Users generally find that they end up wanting to do much more than they had imagined possible, andit is work specifying your computer system relatively generously.
PixCellent offers a wide variety of
options such as fast liquid crystal shutters, filter wheels, gated
image intensifiers for ultra-fast imaging, specialist interfaces
to X-ray equipment, microscopes or electron microscopes, spectrographs,
advice on filters, advice on X-ray or other phosphors and scintillators,
polarisers, lenses and most other optical components. Please contact
us for help and advice on your application.
This is a relatively high light level application since the excitation light levels are often very high. The CCDs all have excellent red response which favour green or red fluorophores. Blue fluorophores may require your CCD to have a luimogen coating. Note that if you avoid blue or ultra-violet excitation the intrinsic fluorescence from optical components, chemicals and materials is reduced. Select thermoelectric coolers with either Capella or Antares controllers, depending on whether you are concerned about fast read-out speed for dynamic microscopy applications. Select whatever CCD matches your resolution requirements.
Often a very low-light level application with weak signals. Use a liquid-cooled thermoelectric head and a good MPP CCD or a liquid nitrogen head with a standard CCD. Expect long exposure times even with enhanced chemi-luminescence. Optimum light gathering efficiency is often critical and this can normally be achieved more easily with larger area CCDs that ones that have large pixels.

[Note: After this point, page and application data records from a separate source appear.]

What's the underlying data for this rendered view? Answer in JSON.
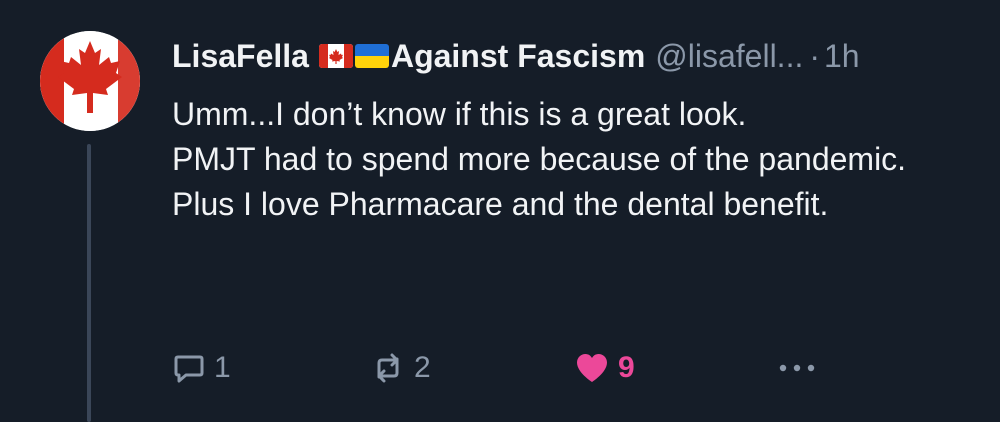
{
  "post": {
    "author": {
      "display_name": "LisaFella",
      "name_suffix": "Against Fascism",
      "flags": [
        "canada-flag",
        "ukraine-flag"
      ],
      "handle": "@lisafell...",
      "avatar_icon": "canada-maple-leaf-avatar"
    },
    "separator": "·",
    "timestamp": "1h",
    "body": [
      "Umm...I don’t know if this is a great look.",
      "PMJT had to spend more because of the pandemic.",
      "Plus I love Pharmacare and the dental benefit."
    ],
    "actions": {
      "reply": {
        "icon": "reply-icon",
        "count": "1"
      },
      "repost": {
        "icon": "repost-icon",
        "count": "2"
      },
      "like": {
        "icon": "heart-icon",
        "count": "9",
        "liked": true
      },
      "more": {
        "icon": "more-icon"
      }
    }
  },
  "colors": {
    "background": "#151d28",
    "text": "#f1f3f5",
    "muted": "#8b98a9",
    "like": "#ec4899",
    "thread_line": "#3a4658"
  }
}
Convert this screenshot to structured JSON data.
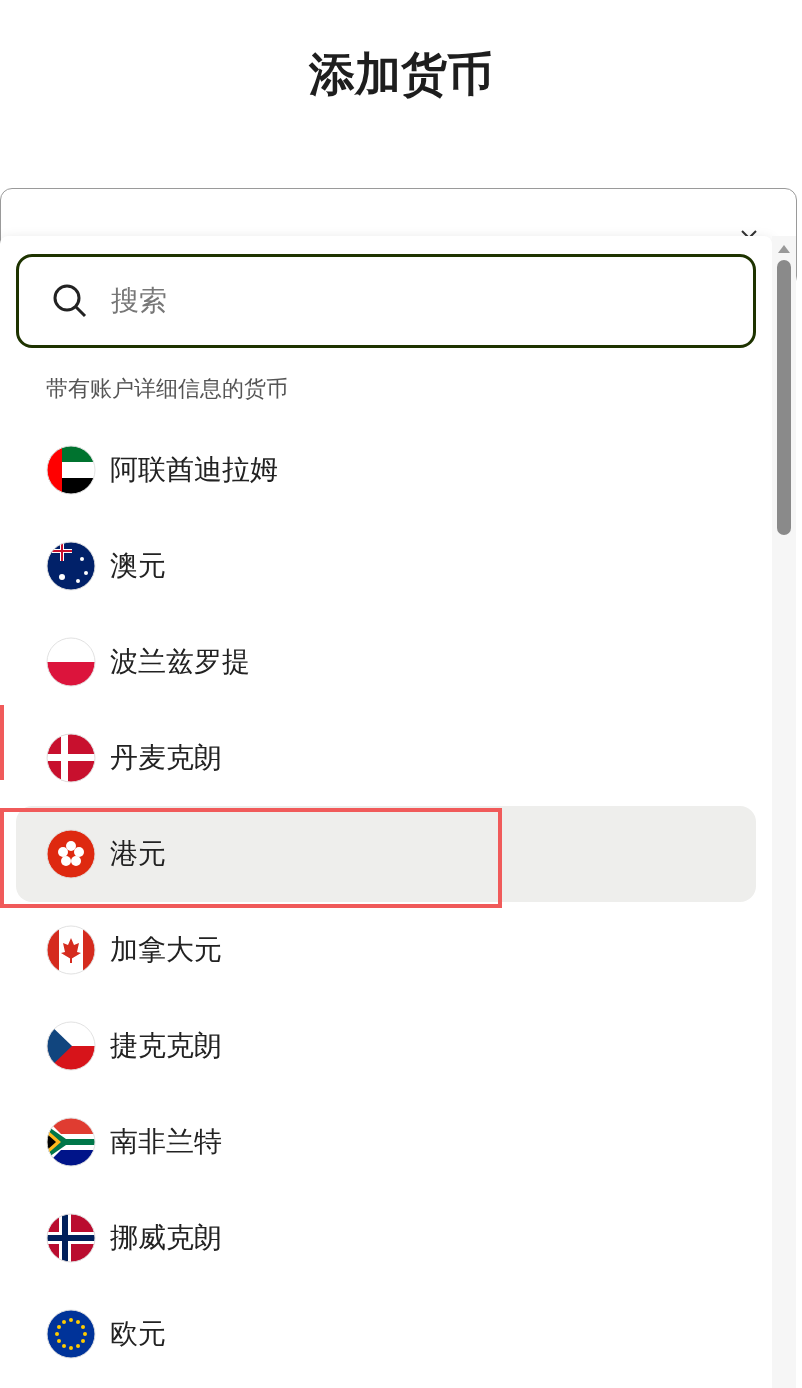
{
  "title": "添加货币",
  "dropdown": {
    "search": {
      "placeholder": "搜索"
    },
    "section_label": "带有账户详细信息的货币",
    "items": [
      {
        "kind": "ae",
        "label": "阿联酋迪拉姆",
        "selected": false
      },
      {
        "kind": "au",
        "label": "澳元",
        "selected": false
      },
      {
        "kind": "pl",
        "label": "波兰兹罗提",
        "selected": false
      },
      {
        "kind": "dk",
        "label": "丹麦克朗",
        "selected": false
      },
      {
        "kind": "hk",
        "label": "港元",
        "selected": true
      },
      {
        "kind": "ca",
        "label": "加拿大元",
        "selected": false
      },
      {
        "kind": "cz",
        "label": "捷克克朗",
        "selected": false
      },
      {
        "kind": "za",
        "label": "南非兰特",
        "selected": false
      },
      {
        "kind": "no",
        "label": "挪威克朗",
        "selected": false
      },
      {
        "kind": "eu",
        "label": "欧元",
        "selected": false
      }
    ]
  }
}
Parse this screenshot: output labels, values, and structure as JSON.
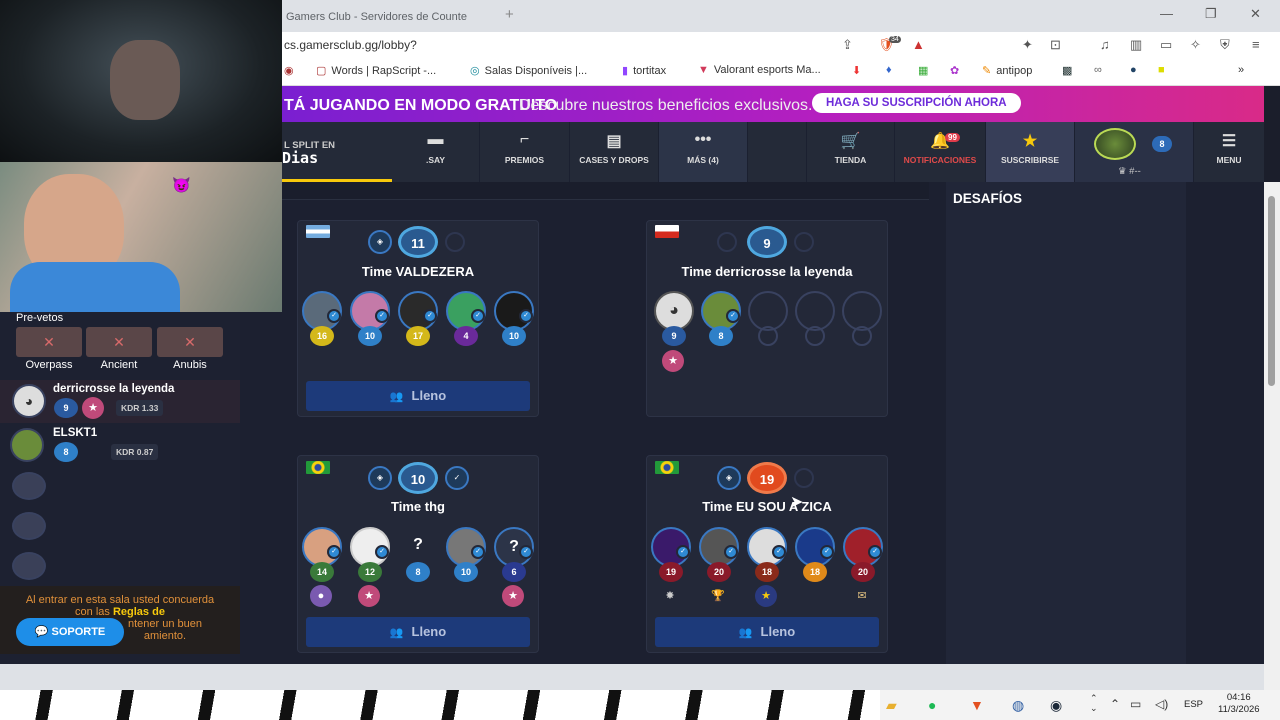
{
  "browser": {
    "tab_title": "Gamers Club - Servidores de Counte",
    "new_tab": "+",
    "url": "cs.gamersclub.gg/lobby?",
    "bookmarks": [
      "Words | RapScript -...",
      "Salas Disponíveis |...",
      "tortitax",
      "Valorant esports Ma...",
      "antipop"
    ],
    "bookmarks_more": "»",
    "ext_badge": "34"
  },
  "promo": {
    "bold_text": "TÁ JUGANDO EN MODO GRATUITO",
    "text": "Descubre nuestros beneficios exclusivos.",
    "button": "HAGA SU SUSCRIPCIÓN AHORA"
  },
  "nav": {
    "split_label": "L SPLIT EN",
    "split_value": "Dias",
    "items": [
      {
        "label": ".SAY",
        "icon": "chat-icon"
      },
      {
        "label": "PREMIOS",
        "icon": "gun-icon"
      },
      {
        "label": "CASES Y DROPS",
        "icon": "chest-icon"
      },
      {
        "label": "MÁS (4)",
        "icon": "dots-icon"
      },
      {
        "label": "TIENDA",
        "icon": "cart-icon"
      },
      {
        "label": "NOTIFICACIONES",
        "icon": "bell-icon"
      },
      {
        "label": "SUSCRIBIRSE",
        "icon": "subscribe-icon"
      },
      {
        "label": "MENU",
        "icon": "menu-icon"
      }
    ],
    "notif_count": "99",
    "profile_level": "8",
    "profile_rank": "#--"
  },
  "sidebar": {
    "title": "DESAFÍOS"
  },
  "lobby": {
    "prevetos_title": "Pre-vetos",
    "maps": [
      "Overpass",
      "Ancient",
      "Anubis"
    ],
    "players": [
      {
        "name": "derricrosse la leyenda",
        "level": "9",
        "kdr": "KDR 1.33"
      },
      {
        "name": "ELSKT1",
        "level": "8",
        "kdr": "KDR 0.87"
      }
    ],
    "notice_1": "Al entrar en esta sala usted concuerda con las ",
    "notice_link": "Reglas de",
    "notice_2": "ntener un buen",
    "notice_3": "amiento.",
    "support_button": "SOPORTE"
  },
  "teams": [
    {
      "name": "Time VALDEZERA",
      "level": "11",
      "players": [
        "16",
        "10",
        "17",
        "4",
        "10"
      ],
      "button": "Lleno"
    },
    {
      "name": "Time derricrosse la leyenda",
      "level": "9",
      "players": [
        "9",
        "8"
      ],
      "button": ""
    },
    {
      "name": "Time thg",
      "level": "10",
      "players": [
        "14",
        "12",
        "8",
        "10",
        "6"
      ],
      "button": "Lleno"
    },
    {
      "name": "Time EU SOU A ZICA",
      "level": "19",
      "players": [
        "19",
        "20",
        "18",
        "18",
        "20"
      ],
      "button": "Lleno"
    }
  ],
  "taskbar": {
    "lang": "ESP",
    "time": "04:16",
    "date": "11/3/2026"
  },
  "colors": {
    "accent_yellow": "#f7c90c",
    "promo_purple": "#7a1fd1",
    "promo_pink": "#d92a88",
    "lleno_button": "#1d3a7a",
    "level_blue": "#2f8ad4",
    "level_red": "#e14a1e"
  }
}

Use a phosphor screen lens coupled to the CCD. Large de-magnifications are inefficient and at lower X-ray energies the optical signal from the phosphor screen may be weak. The Antares family of controllers is often used unless fast read-out is needed as in tomographic applications when many images need to be captured in rapid succession. Usually a thermoelectric head is satisfactory. A separate application note on X-ray imaging is available.
Long exposures usually call for liquid nitrogen systems, and thinned large area CCDs are the usual choice, with the emphasis on the lowest read-out noise for spectroscopy. Customers usually specify the Antares family of controllers.
Standard MPP small area CCDs, such as the EEV CCD39 in a thermo electric cooler, are well suited for this application. The Antares controllers allow both acquisition and fast guiding to be handled by the same CCD system.